But God is not limited to speaking to us through those activities. God can also speak to us through the everyday stuff of life: a conversation with someone—even a stranger (After all, it happened to the two disciples on the road to Emmaus, didn’t it?), a show we see on TV…an article we see in the news, a book that we may read, a chance meeting with a friend…EVERYTHING contains the possibility of being the means by which God can speak to us. After all, God created everything. Therefore anything can carry within itself the possibility of revelation…But we will only recognize it as such when we keep our eyes open, when we keep our ears listening, and when we are open to the Spirit’s leading and direction.


And the thing is that it never stops in the life of the believer.
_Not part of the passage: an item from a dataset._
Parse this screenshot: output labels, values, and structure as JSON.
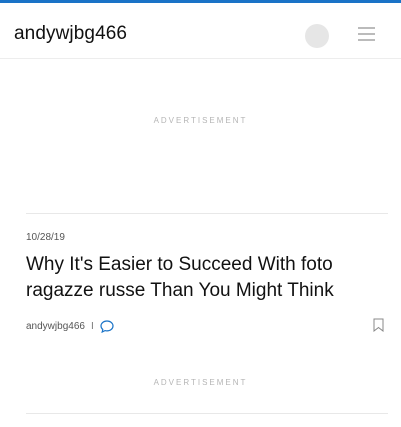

There is no expiration date on which God stops speaking to us. It is an ever-present possibility regardless of where you are in your spiritual life or of how long you have been following Jesus…


The road—the journey—has been used as a metaphor for the life of faith since earliest times. In a very real sense, we are all on the road…all on a journey of discovery about the ways of the Spirit in our lives. You could say that every follower of Jesus is on his or her own road trip.


In the opening chapter of J. R. R. Tolkien’s magnificent work The Lord of the Rings, the old hobbit Bilbo Baggins leaves his hobbit hole in Bag End to begin a journey to the House of Elrond, never to return. As he leaves his beloved home, he softly sings these words to himself. I think that these words are an apt description of the life in the Spirit:

The road goes ever on and on,

Down from the door where it began.

Now far ahead the Road has gone,

And I must follow, if I can.

Pursuing it with eager feet

Until it joins some larger way

Where many paths and errands meet.

And whither then? I cannot say.[2]

It’s not just descriptive of a hobbit’s journey. Those words also describe our journey of faith.


                So walk on! Shout on! Pray on! And as we travel on this road, know that you are not alone. We travel together with the community of the faithful in Christ. And Jesus will meet us and travel with us. Sometimes we will recognize him when we meet him. Other times we may not—at least initially. How will you recognize him? You may not…unless you recognize him for who he is…unless you are sensitive to his Spirit…and unless you are committed to following in his way.


To God alone be the glory! Amen.


































[1] Carlyle Marney from his lecture “The Recovery of Worship,” (Lecture 1) cassette recording located at the library of Union Theological Seminary, Richmond, VA.

[2] J. R. R. Tolkien, The Hobbit, or There and Back Again—2001 edition. (Boston: Houghton Mifflin Company, 1951), 356.